In this case, the patentee ImmunoGen won its case before the Patent Trial & Appeal Board (PTAB) with a judgment that the challenged claims are not obvious. U.S. Patent No. 8,337,856. Phigenix appealed, but the appellate court has dismissed the case for lack of standing – holding that the challenger-appellant failed provide “sufficient proof establishing that it has suffered an injury in fact.”
Article III of the U.S. Constitution provides for federal judicial power over “cases [and] controversies.” Although not found in the text, the Supreme Court requires existence of an “actual” conflict between the parties — thus prohibiting the courts from issuing advisory opinions. The doctrine of standing requires that a plaintiff/appellant “have (1) suffered an injury in fact, (2) that is fairly traceable to the challenged conduct of the [defendant/appellee], (3) that is likely to be redressed by a favorable judicial decision.” (quoting Spokeo (2016)). As a Constitional limit on judicial power, standing must always exist during a lawsuit and may be raised sua sponte by a trial or appellate court.
The case here began with Phigenix’ filing its inter partes review (IPR) petition. Since the PTO/PTAB is an administrative agency empowered by statute and Article I of the Constitution, its power is not limited by Article III. Thus, for IPR petitions, the PTO Director need not concern herself with the question of whether the petitioner has standing in the Federal Courts sense. When the case is appealed, however, the appellant must provide the required proof of injury.
In this case, Phigenix is something of a competitor of the patentee ImmunoGen and, although Phigenix does not plan to use the patented invention itself (at this point the company is only a licensor), the appellant argues that the existence of the patent makes ImmunoGen a stronger market competitor – leading to actual economic injury. In the appeal, the Federal Circuit suggests that the injury might be sufficient – but that Phigenix failed to prove its existence.
The conclusory statements in the Gold Declaration and the [attorney] letter as to the hypothetical licensing injury therefore do not satisfy the requirements of Rule 56(c)(4).
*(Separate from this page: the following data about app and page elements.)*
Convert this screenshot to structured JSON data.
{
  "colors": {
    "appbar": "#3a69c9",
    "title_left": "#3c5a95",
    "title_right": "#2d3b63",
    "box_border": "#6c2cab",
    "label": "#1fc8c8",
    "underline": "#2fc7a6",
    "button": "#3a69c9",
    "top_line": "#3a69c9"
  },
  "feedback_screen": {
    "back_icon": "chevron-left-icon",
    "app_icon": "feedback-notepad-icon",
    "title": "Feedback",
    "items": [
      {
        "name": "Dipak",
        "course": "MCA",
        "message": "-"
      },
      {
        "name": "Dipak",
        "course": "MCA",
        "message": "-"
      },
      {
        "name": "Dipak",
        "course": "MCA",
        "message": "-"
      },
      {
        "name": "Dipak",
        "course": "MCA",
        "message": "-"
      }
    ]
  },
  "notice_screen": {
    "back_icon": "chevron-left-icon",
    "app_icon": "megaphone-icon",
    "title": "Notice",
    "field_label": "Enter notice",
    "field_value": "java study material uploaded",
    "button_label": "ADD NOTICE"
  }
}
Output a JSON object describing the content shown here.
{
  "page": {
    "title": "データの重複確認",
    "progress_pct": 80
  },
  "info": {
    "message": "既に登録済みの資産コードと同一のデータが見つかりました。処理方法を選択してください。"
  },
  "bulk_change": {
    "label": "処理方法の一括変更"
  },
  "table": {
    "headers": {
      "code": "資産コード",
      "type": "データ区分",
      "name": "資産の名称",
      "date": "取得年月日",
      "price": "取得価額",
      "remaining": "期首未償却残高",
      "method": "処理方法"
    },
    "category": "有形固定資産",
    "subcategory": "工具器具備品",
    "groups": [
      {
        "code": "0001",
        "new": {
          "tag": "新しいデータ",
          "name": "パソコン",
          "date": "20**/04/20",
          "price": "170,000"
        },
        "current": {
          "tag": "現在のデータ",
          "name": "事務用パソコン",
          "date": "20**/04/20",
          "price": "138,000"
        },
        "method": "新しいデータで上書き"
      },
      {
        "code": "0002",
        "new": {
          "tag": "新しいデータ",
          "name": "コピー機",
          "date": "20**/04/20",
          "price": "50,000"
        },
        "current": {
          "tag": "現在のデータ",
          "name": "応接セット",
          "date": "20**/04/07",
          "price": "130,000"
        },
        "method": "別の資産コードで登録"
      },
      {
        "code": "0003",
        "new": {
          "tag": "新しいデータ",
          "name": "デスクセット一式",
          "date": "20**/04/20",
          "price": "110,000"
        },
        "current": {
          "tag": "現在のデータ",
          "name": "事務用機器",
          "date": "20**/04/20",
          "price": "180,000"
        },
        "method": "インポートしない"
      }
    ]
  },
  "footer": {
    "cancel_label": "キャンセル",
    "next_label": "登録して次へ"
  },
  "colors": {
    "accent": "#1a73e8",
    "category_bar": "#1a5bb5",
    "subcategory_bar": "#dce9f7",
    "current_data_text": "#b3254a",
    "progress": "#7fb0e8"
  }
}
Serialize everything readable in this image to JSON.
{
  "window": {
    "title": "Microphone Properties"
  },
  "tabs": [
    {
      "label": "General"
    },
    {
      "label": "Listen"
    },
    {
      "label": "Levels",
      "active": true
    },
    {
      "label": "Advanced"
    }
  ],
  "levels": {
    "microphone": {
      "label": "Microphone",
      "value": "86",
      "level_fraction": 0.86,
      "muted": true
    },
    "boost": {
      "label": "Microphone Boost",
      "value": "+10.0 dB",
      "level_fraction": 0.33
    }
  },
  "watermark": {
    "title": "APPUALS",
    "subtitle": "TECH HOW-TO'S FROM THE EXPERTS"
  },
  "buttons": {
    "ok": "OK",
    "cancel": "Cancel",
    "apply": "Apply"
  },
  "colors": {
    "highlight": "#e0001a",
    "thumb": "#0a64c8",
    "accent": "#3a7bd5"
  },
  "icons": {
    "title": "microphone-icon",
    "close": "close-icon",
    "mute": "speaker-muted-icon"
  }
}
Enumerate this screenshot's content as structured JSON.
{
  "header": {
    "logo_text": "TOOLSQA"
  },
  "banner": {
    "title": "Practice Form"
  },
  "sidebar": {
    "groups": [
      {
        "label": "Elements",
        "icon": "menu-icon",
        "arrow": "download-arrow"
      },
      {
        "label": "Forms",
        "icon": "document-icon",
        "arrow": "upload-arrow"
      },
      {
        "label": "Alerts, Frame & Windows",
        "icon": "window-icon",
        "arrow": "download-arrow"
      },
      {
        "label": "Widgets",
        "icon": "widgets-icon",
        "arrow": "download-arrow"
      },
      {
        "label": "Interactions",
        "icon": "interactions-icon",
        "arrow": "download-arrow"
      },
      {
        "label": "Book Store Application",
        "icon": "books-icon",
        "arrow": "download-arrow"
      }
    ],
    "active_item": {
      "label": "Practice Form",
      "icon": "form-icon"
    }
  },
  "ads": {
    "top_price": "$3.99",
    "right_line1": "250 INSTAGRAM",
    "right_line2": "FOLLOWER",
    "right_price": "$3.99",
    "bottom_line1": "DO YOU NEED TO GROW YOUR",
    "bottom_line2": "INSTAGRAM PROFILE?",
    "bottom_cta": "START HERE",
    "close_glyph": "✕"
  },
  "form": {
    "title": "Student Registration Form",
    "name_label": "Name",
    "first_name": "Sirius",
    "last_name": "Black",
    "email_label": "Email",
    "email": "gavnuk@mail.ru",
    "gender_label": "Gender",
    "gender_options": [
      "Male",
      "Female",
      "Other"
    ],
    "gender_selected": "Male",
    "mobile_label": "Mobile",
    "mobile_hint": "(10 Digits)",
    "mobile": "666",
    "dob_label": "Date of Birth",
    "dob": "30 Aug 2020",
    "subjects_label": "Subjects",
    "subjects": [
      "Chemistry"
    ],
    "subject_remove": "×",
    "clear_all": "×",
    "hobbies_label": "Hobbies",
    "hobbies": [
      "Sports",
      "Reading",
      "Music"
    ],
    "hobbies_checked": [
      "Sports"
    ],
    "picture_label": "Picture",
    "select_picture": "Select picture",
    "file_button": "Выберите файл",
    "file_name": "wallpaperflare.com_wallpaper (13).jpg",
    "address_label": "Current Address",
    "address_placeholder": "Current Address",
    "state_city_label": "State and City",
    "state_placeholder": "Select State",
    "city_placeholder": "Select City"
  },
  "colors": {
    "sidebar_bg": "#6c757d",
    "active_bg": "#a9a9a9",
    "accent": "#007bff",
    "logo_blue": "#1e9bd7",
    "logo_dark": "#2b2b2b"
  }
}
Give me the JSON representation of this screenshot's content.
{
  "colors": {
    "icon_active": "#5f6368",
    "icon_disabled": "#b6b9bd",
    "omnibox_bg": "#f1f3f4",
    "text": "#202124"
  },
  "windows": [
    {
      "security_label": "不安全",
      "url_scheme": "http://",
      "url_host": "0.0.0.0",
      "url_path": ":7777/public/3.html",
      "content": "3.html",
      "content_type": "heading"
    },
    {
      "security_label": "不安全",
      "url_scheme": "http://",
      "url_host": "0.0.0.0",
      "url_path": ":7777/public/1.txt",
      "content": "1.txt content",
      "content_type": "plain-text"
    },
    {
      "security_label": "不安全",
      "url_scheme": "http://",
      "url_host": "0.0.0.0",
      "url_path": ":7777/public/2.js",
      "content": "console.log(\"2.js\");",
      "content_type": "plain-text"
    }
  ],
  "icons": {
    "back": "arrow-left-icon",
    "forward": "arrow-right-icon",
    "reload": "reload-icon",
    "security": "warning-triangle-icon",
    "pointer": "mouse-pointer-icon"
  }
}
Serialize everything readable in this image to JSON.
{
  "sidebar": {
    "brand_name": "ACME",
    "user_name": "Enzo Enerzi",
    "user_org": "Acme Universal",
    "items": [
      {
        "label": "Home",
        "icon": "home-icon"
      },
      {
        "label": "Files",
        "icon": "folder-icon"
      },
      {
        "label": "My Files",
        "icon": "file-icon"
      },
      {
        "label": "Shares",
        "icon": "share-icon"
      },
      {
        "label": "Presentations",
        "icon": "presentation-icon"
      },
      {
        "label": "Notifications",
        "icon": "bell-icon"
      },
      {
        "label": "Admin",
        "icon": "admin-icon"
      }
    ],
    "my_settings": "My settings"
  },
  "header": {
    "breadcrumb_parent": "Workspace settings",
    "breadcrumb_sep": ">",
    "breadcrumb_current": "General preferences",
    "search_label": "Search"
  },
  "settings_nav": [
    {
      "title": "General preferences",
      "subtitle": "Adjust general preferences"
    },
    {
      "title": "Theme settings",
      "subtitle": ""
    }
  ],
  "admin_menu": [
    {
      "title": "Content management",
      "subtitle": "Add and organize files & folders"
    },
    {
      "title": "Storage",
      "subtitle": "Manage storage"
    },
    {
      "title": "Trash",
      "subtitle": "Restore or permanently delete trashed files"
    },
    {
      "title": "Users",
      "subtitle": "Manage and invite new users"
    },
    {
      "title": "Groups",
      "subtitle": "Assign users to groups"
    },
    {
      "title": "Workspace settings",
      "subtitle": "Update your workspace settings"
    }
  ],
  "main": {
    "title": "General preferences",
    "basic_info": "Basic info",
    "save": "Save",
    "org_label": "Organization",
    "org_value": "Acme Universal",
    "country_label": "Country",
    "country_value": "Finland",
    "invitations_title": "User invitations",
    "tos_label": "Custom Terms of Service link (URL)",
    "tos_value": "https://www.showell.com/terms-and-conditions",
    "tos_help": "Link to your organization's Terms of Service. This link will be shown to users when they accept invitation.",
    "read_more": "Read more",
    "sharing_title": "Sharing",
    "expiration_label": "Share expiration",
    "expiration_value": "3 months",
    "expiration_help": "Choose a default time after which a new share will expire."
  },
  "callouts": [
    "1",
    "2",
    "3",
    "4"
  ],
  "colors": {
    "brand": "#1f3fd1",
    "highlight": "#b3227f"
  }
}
Without providing the evidence of injury, the court could not hear the case. The court also reiterated its prior position that the right-to-appeal created by 35 U.S.C. 141(c) does not replace the standing requirement. See Lujan and Consumer Watchdog.